• _Entries from a dataset of interfaces_:
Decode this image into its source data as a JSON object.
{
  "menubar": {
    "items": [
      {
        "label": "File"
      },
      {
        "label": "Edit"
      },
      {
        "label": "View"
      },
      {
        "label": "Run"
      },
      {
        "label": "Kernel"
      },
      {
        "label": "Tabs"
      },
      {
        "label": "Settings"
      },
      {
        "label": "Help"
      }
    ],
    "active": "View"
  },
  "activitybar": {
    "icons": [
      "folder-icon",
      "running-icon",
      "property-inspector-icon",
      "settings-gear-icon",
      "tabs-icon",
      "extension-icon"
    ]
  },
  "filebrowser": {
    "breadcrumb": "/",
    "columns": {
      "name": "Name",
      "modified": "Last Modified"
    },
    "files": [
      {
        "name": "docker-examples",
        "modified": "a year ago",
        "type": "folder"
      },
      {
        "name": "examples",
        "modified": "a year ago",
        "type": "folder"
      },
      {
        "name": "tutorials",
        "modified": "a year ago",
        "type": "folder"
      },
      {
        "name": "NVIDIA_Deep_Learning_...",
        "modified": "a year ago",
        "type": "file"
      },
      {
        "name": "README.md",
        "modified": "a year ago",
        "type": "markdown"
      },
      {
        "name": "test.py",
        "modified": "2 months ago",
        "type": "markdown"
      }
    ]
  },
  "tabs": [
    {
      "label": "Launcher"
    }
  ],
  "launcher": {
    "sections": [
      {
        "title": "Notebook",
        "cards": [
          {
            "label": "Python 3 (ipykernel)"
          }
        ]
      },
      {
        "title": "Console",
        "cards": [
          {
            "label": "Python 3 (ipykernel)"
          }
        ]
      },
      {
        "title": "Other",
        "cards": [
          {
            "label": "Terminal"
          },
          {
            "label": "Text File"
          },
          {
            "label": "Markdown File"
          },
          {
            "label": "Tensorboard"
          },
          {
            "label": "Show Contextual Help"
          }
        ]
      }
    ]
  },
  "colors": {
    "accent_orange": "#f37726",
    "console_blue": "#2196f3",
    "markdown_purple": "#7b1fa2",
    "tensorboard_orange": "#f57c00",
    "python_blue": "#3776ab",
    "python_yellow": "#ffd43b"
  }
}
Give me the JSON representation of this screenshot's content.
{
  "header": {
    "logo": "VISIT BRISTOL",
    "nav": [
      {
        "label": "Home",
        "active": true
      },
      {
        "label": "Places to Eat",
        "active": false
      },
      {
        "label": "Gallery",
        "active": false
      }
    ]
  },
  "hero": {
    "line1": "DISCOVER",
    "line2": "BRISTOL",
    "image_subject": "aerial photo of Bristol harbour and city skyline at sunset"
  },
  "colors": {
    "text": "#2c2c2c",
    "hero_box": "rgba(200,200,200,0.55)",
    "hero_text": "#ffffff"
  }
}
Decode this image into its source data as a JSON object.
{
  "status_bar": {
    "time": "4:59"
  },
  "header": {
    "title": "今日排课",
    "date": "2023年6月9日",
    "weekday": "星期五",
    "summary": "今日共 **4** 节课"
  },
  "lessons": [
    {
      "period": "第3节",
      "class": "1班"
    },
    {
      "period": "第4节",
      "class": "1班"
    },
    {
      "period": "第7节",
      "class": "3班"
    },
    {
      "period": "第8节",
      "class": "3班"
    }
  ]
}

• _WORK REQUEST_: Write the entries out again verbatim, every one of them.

• _YOUR SOLUTION_:
Decode this image into its source data as a JSON object.
{
  "menubar": {
    "items": [
      {
        "label": "File"
      },
      {
        "label": "Edit"
      },
      {
        "label": "View"
      },
      {
        "label": "Run"
      },
      {
        "label": "Kernel"
      },
      {
        "label": "Tabs"
      },
      {
        "label": "Settings"
      },
      {
        "label": "Help"
      }
    ],
    "active": "View"
  },
  "activitybar": {
    "icons": [
      "folder-icon",
      "running-icon",
      "property-inspector-icon",
      "settings-gear-icon",
      "tabs-icon",
      "extension-icon"
    ]
  },
  "filebrowser": {
    "breadcrumb": "/",
    "columns": {
      "name": "Name",
      "modified": "Last Modified"
    },
    "files": [
      {
        "name": "docker-examples",
        "modified": "a year ago",
        "type": "folder"
      },
      {
        "name": "examples",
        "modified": "a year ago",
        "type": "folder"
      },
      {
        "name": "tutorials",
        "modified": "a year ago",
        "type": "folder"
      },
      {
        "name": "NVIDIA_Deep_Learning_...",
        "modified": "a year ago",
        "type": "file"
      },
      {
        "name": "README.md",
        "modified": "a year ago",
        "type": "markdown"
      },
      {
        "name": "test.py",
        "modified": "2 months ago",
        "type": "markdown"
      }
    ]
  },
  "tabs": [
    {
      "label": "Launcher"
    }
  ],
  "launcher": {
    "sections": [
      {
        "title": "Notebook",
        "cards": [
          {
            "label": "Python 3 (ipykernel)"
          }
        ]
      },
      {
        "title": "Console",
        "cards": [
          {
            "label": "Python 3 (ipykernel)"
          }
        ]
      },
      {
        "title": "Other",
        "cards": [
          {
            "label": "Terminal"
          },
          {
            "label": "Text File"
          },
          {
            "label": "Markdown File"
          },
          {
            "label": "Tensorboard"
          },
          {
            "label": "Show Contextual Help"
          }
        ]
      }
    ]
  },
  "colors": {
    "accent_orange": "#f37726",
    "console_blue": "#2196f3",
    "markdown_purple": "#7b1fa2",
    "tensorboard_orange": "#f57c00",
    "python_blue": "#3776ab",
    "python_yellow": "#ffd43b"
  }
}
Give me the JSON representation of this screenshot's content.
{
  "header": {
    "logo": "VISIT BRISTOL",
    "nav": [
      {
        "label": "Home",
        "active": true
      },
      {
        "label": "Places to Eat",
        "active": false
      },
      {
        "label": "Gallery",
        "active": false
      }
    ]
  },
  "hero": {
    "line1": "DISCOVER",
    "line2": "BRISTOL",
    "image_subject": "aerial photo of Bristol harbour and city skyline at sunset"
  },
  "colors": {
    "text": "#2c2c2c",
    "hero_box": "rgba(200,200,200,0.55)",
    "hero_text": "#ffffff"
  }
}
Decode this image into its source data as a JSON object.
{
  "status_bar": {
    "time": "4:59"
  },
  "header": {
    "title": "今日排课",
    "date": "2023年6月9日",
    "weekday": "星期五",
    "summary": "今日共 **4** 节课"
  },
  "lessons": [
    {
      "period": "第3节",
      "class": "1班"
    },
    {
      "period": "第4节",
      "class": "1班"
    },
    {
      "period": "第7节",
      "class": "3班"
    },
    {
      "period": "第8节",
      "class": "3班"
    }
  ]
}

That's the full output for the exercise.